• Work instruction: Return each line of the data below verbatim; pictures are to be left out.

• Input material:

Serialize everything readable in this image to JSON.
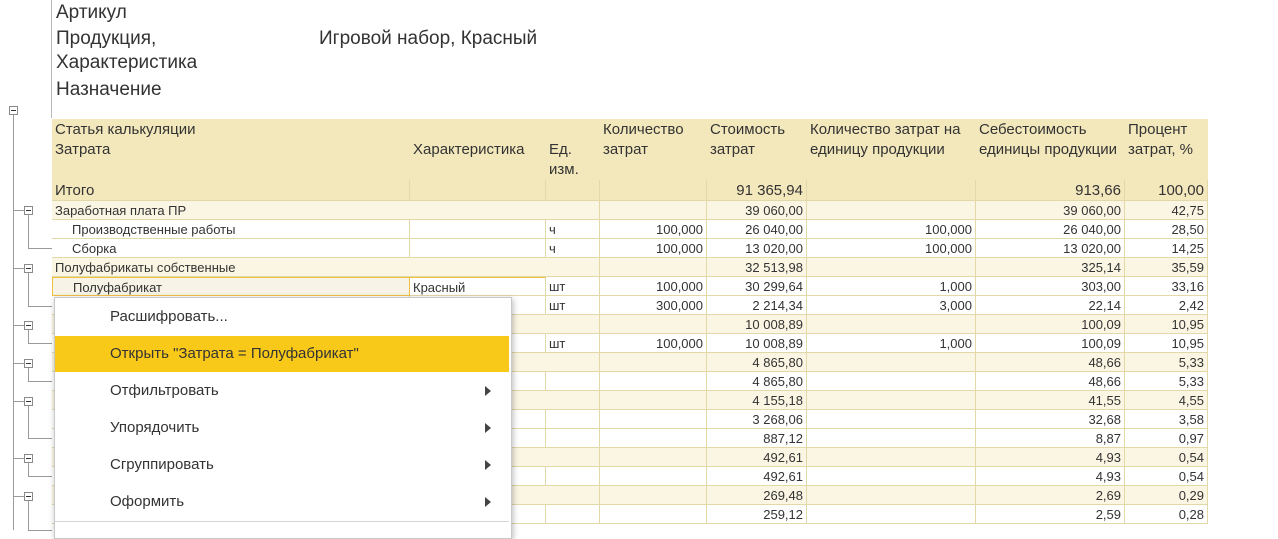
{
  "report": {
    "fields": {
      "article_label": "Артикул",
      "product_label_line1": "Продукция,",
      "product_label_line2": "Характеристика",
      "product_value": "Игровой набор, Красный",
      "purpose_label": "Назначение"
    },
    "columns": {
      "item": "Статья калькуляции",
      "cost": "Затрата",
      "characteristic": "Характеристика",
      "unit": "Ед. изм.",
      "qty": "Количество затрат",
      "amount": "Стоимость затрат",
      "qty_per_unit": "Количество затрат на единицу продукции",
      "unit_cost": "Себестоимость единицы продукции",
      "percent": "Процент затрат, %"
    },
    "rows": [
      {
        "type": "total",
        "name": "Итого",
        "char": "",
        "unit": "",
        "qty": "",
        "amount": "91 365,94",
        "qpu": "",
        "ucost": "913,66",
        "pct": "100,00"
      },
      {
        "type": "group",
        "name": "Заработная плата ПР",
        "char": "",
        "unit": "",
        "qty": "",
        "amount": "39 060,00",
        "qpu": "",
        "ucost": "39 060,00",
        "pct": "42,75"
      },
      {
        "type": "item",
        "name": "Производственные работы",
        "char": "",
        "unit": "ч",
        "qty": "100,000",
        "amount": "26 040,00",
        "qpu": "100,000",
        "ucost": "26 040,00",
        "pct": "28,50"
      },
      {
        "type": "item",
        "name": "Сборка",
        "char": "",
        "unit": "ч",
        "qty": "100,000",
        "amount": "13 020,00",
        "qpu": "100,000",
        "ucost": "13 020,00",
        "pct": "14,25"
      },
      {
        "type": "group",
        "name": "Полуфабрикаты собственные",
        "char": "",
        "unit": "",
        "qty": "",
        "amount": "32 513,98",
        "qpu": "",
        "ucost": "325,14",
        "pct": "35,59"
      },
      {
        "type": "item",
        "name": "Полуфабрикат",
        "char": "Красный",
        "unit": "шт",
        "qty": "100,000",
        "amount": "30 299,64",
        "qpu": "1,000",
        "ucost": "303,00",
        "pct": "33,16"
      },
      {
        "type": "item",
        "name": "",
        "char": "",
        "unit": "шт",
        "qty": "300,000",
        "amount": "2 214,34",
        "qpu": "3,000",
        "ucost": "22,14",
        "pct": "2,42"
      },
      {
        "type": "group",
        "name": "",
        "char": "",
        "unit": "",
        "qty": "",
        "amount": "10 008,89",
        "qpu": "",
        "ucost": "100,09",
        "pct": "10,95"
      },
      {
        "type": "item",
        "name": "",
        "char": "",
        "unit": "шт",
        "qty": "100,000",
        "amount": "10 008,89",
        "qpu": "1,000",
        "ucost": "100,09",
        "pct": "10,95"
      },
      {
        "type": "group",
        "name": "",
        "char": "",
        "unit": "",
        "qty": "",
        "amount": "4 865,80",
        "qpu": "",
        "ucost": "48,66",
        "pct": "5,33"
      },
      {
        "type": "item",
        "name": "",
        "char": "",
        "unit": "",
        "qty": "",
        "amount": "4 865,80",
        "qpu": "",
        "ucost": "48,66",
        "pct": "5,33"
      },
      {
        "type": "group",
        "name": "",
        "char": "",
        "unit": "",
        "qty": "",
        "amount": "4 155,18",
        "qpu": "",
        "ucost": "41,55",
        "pct": "4,55"
      },
      {
        "type": "item",
        "name": "",
        "char": "",
        "unit": "",
        "qty": "",
        "amount": "3 268,06",
        "qpu": "",
        "ucost": "32,68",
        "pct": "3,58"
      },
      {
        "type": "item",
        "name": "",
        "char": "",
        "unit": "",
        "qty": "",
        "amount": "887,12",
        "qpu": "",
        "ucost": "8,87",
        "pct": "0,97"
      },
      {
        "type": "group",
        "name": "",
        "char": "",
        "unit": "",
        "qty": "",
        "amount": "492,61",
        "qpu": "",
        "ucost": "4,93",
        "pct": "0,54"
      },
      {
        "type": "item",
        "name": "",
        "char": "",
        "unit": "",
        "qty": "",
        "amount": "492,61",
        "qpu": "",
        "ucost": "4,93",
        "pct": "0,54"
      },
      {
        "type": "group",
        "name": "",
        "char": "",
        "unit": "",
        "qty": "",
        "amount": "269,48",
        "qpu": "",
        "ucost": "2,69",
        "pct": "0,29"
      },
      {
        "type": "item",
        "name": "",
        "char": "",
        "unit": "",
        "qty": "",
        "amount": "259,12",
        "qpu": "",
        "ucost": "2,59",
        "pct": "0,28"
      }
    ]
  },
  "context_menu": {
    "items": [
      {
        "label": "Расшифровать...",
        "submenu": false,
        "active": false
      },
      {
        "label": "Открыть \"Затрата = Полуфабрикат\"",
        "submenu": false,
        "active": true
      },
      {
        "label": "Отфильтровать",
        "submenu": true,
        "active": false
      },
      {
        "label": "Упорядочить",
        "submenu": true,
        "active": false
      },
      {
        "label": "Сгруппировать",
        "submenu": true,
        "active": false
      },
      {
        "label": "Оформить",
        "submenu": true,
        "active": false
      }
    ]
  },
  "colors": {
    "header_bg": "#f3e8bc",
    "group_bg": "#fbf6e3",
    "total_bg": "#f3e8bc",
    "grid": "#e3d8a8",
    "menu_active": "#f9c919"
  }
}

• Result of the exercise:
Serialize everything readable in this image to JSON.
{
  "report": {
    "fields": {
      "article_label": "Артикул",
      "product_label_line1": "Продукция,",
      "product_label_line2": "Характеристика",
      "product_value": "Игровой набор, Красный",
      "purpose_label": "Назначение"
    },
    "columns": {
      "item": "Статья калькуляции",
      "cost": "Затрата",
      "characteristic": "Характеристика",
      "unit": "Ед. изм.",
      "qty": "Количество затрат",
      "amount": "Стоимость затрат",
      "qty_per_unit": "Количество затрат на единицу продукции",
      "unit_cost": "Себестоимость единицы продукции",
      "percent": "Процент затрат, %"
    },
    "rows": [
      {
        "type": "total",
        "name": "Итого",
        "char": "",
        "unit": "",
        "qty": "",
        "amount": "91 365,94",
        "qpu": "",
        "ucost": "913,66",
        "pct": "100,00"
      },
      {
        "type": "group",
        "name": "Заработная плата ПР",
        "char": "",
        "unit": "",
        "qty": "",
        "amount": "39 060,00",
        "qpu": "",
        "ucost": "39 060,00",
        "pct": "42,75"
      },
      {
        "type": "item",
        "name": "Производственные работы",
        "char": "",
        "unit": "ч",
        "qty": "100,000",
        "amount": "26 040,00",
        "qpu": "100,000",
        "ucost": "26 040,00",
        "pct": "28,50"
      },
      {
        "type": "item",
        "name": "Сборка",
        "char": "",
        "unit": "ч",
        "qty": "100,000",
        "amount": "13 020,00",
        "qpu": "100,000",
        "ucost": "13 020,00",
        "pct": "14,25"
      },
      {
        "type": "group",
        "name": "Полуфабрикаты собственные",
        "char": "",
        "unit": "",
        "qty": "",
        "amount": "32 513,98",
        "qpu": "",
        "ucost": "325,14",
        "pct": "35,59"
      },
      {
        "type": "item",
        "name": "Полуфабрикат",
        "char": "Красный",
        "unit": "шт",
        "qty": "100,000",
        "amount": "30 299,64",
        "qpu": "1,000",
        "ucost": "303,00",
        "pct": "33,16"
      },
      {
        "type": "item",
        "name": "",
        "char": "",
        "unit": "шт",
        "qty": "300,000",
        "amount": "2 214,34",
        "qpu": "3,000",
        "ucost": "22,14",
        "pct": "2,42"
      },
      {
        "type": "group",
        "name": "",
        "char": "",
        "unit": "",
        "qty": "",
        "amount": "10 008,89",
        "qpu": "",
        "ucost": "100,09",
        "pct": "10,95"
      },
      {
        "type": "item",
        "name": "",
        "char": "",
        "unit": "шт",
        "qty": "100,000",
        "amount": "10 008,89",
        "qpu": "1,000",
        "ucost": "100,09",
        "pct": "10,95"
      },
      {
        "type": "group",
        "name": "",
        "char": "",
        "unit": "",
        "qty": "",
        "amount": "4 865,80",
        "qpu": "",
        "ucost": "48,66",
        "pct": "5,33"
      },
      {
        "type": "item",
        "name": "",
        "char": "",
        "unit": "",
        "qty": "",
        "amount": "4 865,80",
        "qpu": "",
        "ucost": "48,66",
        "pct": "5,33"
      },
      {
        "type": "group",
        "name": "",
        "char": "",
        "unit": "",
        "qty": "",
        "amount": "4 155,18",
        "qpu": "",
        "ucost": "41,55",
        "pct": "4,55"
      },
      {
        "type": "item",
        "name": "",
        "char": "",
        "unit": "",
        "qty": "",
        "amount": "3 268,06",
        "qpu": "",
        "ucost": "32,68",
        "pct": "3,58"
      },
      {
        "type": "item",
        "name": "",
        "char": "",
        "unit": "",
        "qty": "",
        "amount": "887,12",
        "qpu": "",
        "ucost": "8,87",
        "pct": "0,97"
      },
      {
        "type": "group",
        "name": "",
        "char": "",
        "unit": "",
        "qty": "",
        "amount": "492,61",
        "qpu": "",
        "ucost": "4,93",
        "pct": "0,54"
      },
      {
        "type": "item",
        "name": "",
        "char": "",
        "unit": "",
        "qty": "",
        "amount": "492,61",
        "qpu": "",
        "ucost": "4,93",
        "pct": "0,54"
      },
      {
        "type": "group",
        "name": "",
        "char": "",
        "unit": "",
        "qty": "",
        "amount": "269,48",
        "qpu": "",
        "ucost": "2,69",
        "pct": "0,29"
      },
      {
        "type": "item",
        "name": "",
        "char": "",
        "unit": "",
        "qty": "",
        "amount": "259,12",
        "qpu": "",
        "ucost": "2,59",
        "pct": "0,28"
      }
    ]
  },
  "context_menu": {
    "items": [
      {
        "label": "Расшифровать...",
        "submenu": false,
        "active": false
      },
      {
        "label": "Открыть \"Затрата = Полуфабрикат\"",
        "submenu": false,
        "active": true
      },
      {
        "label": "Отфильтровать",
        "submenu": true,
        "active": false
      },
      {
        "label": "Упорядочить",
        "submenu": true,
        "active": false
      },
      {
        "label": "Сгруппировать",
        "submenu": true,
        "active": false
      },
      {
        "label": "Оформить",
        "submenu": true,
        "active": false
      }
    ]
  },
  "colors": {
    "header_bg": "#f3e8bc",
    "group_bg": "#fbf6e3",
    "total_bg": "#f3e8bc",
    "grid": "#e3d8a8",
    "menu_active": "#f9c919"
  }
}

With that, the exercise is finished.